Aging out of foster care
Before pushing kids out of the system, help them be independent
In a society like ours that believes in protecting children and giving each child the best possible start in life, it is ironic that we invest vast sums in foster care and other important programs to assist children under the age of 18, but then spend so little to help them transition into adulthood.
Every year 25,000 young people in foster care turn 18 and leave foster care. This means that young people in state-supervised programs must leave foster care whether or not they have the skills to maintain an apartment, seek and hold a job, or balance a checkbook. Too many 18-year-olds emerge without having had a stable foster-care environment or adequate mental-health services or a quality education. Moreover, it is well established that the vast majority of children who leave foster care when they turn 18 chronologically may not be 18 educationally, emotionally, or socially.
In some states, when teenagers in foster care turn 16, they are placed in an "independent living program." These programs, while different in every state, are designed to prepare children for life on their own. They are taught how to budget, maintain a checking account, keep house, pay rent, prepare meals, and get a job. But even two years is a very short time to make these children independent or self-sufficient. In fact, there aren't many 18-year-olds from intact families who have the ability to live on their own. And if they do, they usually have plenty of support - financial and emotional - from Mom and Dad.
According to one recent study, 12 to 18 months after they left foster care, half of those who left were unemployed and a third were receiving public assistance. Clearly, youths who "age-out" of foster care are among the most vulnerable and the most at risk. We need to change our thinking and improve the opportunity for these children to become productive citizens.
Recently, the White House announced a $280 million five-year plan to fund state programs that help teens leaving foster care obtain housing, health insurance, and training so that they will be able to live independently. This initiative should be part of a comprehensive effort that includes:
*Requiring life-skills assessment of children in their early teenage years.
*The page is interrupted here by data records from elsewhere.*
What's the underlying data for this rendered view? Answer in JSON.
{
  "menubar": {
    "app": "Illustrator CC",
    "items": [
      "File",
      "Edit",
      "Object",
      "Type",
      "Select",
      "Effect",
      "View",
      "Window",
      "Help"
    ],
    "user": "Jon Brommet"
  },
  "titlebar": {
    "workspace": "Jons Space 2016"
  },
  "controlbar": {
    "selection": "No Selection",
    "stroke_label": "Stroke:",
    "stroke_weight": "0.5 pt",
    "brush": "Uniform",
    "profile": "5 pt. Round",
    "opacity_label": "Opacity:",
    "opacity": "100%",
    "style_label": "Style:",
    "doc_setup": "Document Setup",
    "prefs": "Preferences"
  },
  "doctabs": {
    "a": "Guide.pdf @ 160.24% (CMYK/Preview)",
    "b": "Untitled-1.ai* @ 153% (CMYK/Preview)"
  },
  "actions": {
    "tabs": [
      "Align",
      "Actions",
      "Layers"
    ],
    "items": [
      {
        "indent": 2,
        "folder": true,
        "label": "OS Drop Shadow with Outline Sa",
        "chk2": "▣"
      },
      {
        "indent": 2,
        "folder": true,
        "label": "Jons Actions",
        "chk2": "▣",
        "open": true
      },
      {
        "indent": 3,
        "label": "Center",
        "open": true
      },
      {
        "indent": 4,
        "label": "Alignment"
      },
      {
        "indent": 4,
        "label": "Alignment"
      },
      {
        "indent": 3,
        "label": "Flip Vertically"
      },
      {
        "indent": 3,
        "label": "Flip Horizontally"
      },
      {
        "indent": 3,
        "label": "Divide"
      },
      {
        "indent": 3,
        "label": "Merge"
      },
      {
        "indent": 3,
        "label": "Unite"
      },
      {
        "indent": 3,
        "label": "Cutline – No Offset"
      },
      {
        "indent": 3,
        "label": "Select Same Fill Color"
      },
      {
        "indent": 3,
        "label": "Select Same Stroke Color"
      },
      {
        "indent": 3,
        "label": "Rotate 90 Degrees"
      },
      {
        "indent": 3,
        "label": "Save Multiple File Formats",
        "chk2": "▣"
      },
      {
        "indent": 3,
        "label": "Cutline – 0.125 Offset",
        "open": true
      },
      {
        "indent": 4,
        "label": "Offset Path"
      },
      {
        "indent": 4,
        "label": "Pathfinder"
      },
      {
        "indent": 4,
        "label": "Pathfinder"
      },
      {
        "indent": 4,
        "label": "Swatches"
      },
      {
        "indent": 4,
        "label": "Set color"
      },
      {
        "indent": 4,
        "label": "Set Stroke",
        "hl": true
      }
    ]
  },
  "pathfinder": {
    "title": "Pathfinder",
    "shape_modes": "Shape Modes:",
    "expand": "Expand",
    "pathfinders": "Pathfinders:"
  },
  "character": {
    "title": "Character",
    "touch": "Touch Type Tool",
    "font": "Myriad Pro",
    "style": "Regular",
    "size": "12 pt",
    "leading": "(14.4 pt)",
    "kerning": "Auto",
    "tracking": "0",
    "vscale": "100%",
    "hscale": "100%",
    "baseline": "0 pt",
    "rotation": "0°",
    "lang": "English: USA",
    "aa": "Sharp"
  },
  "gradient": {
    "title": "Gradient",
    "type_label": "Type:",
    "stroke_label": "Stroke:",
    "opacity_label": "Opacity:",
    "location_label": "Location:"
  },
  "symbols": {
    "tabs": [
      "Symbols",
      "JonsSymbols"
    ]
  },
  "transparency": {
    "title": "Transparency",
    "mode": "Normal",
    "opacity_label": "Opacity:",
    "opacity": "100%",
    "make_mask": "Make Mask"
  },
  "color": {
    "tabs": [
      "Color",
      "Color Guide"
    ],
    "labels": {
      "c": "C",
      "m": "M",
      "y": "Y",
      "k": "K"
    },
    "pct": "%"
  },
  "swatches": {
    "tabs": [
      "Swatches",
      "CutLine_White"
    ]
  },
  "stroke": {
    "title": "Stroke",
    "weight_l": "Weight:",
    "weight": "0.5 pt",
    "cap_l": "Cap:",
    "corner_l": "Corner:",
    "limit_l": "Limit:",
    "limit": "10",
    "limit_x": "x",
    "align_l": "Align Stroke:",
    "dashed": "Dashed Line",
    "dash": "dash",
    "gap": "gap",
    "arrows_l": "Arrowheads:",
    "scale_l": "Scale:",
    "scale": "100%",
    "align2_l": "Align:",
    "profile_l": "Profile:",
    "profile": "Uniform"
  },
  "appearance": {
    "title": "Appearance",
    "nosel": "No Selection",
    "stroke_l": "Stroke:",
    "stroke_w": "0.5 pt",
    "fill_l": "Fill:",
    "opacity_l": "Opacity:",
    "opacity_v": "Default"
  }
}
This will enable our social-service agencies early on to help children build on their strengths and address their weaknesses.
*Furnishing foster parents with additional support and education, teaching them the importance of modeling behavior and talking to children about their hopes and dreams and what they will need to achieve them.
*Establishing child service agency guidelines that clearly state that turning 18 does not automatically "emancipate" a child. States should be held accountable to prepare these youths for successful futures by providing reasonable means for them to have the skills they need to hold down a job or the education needed to apply for college.
*Providing concrete assistance in health care, housing, and other support until these young people turn 21.
For children leaving foster care, becoming independent is a long-term process. Foster children, because of the severe hardships they have suffered and challenges they must overcome, need to develop lasting ties to adults - either adoptive parents or caring mentors.
We cannot leave the streets, courts, or jails to solve this problem. Better services, innovative programs, and more support are the real answer for the foster youths facing the daunting prospect of emancipation.
*Ruth Massinga is chief executive officer of The Casey Family Program, a Seattle-based private foundation that provides planned, long-term family foster care for children and youths in 14 states.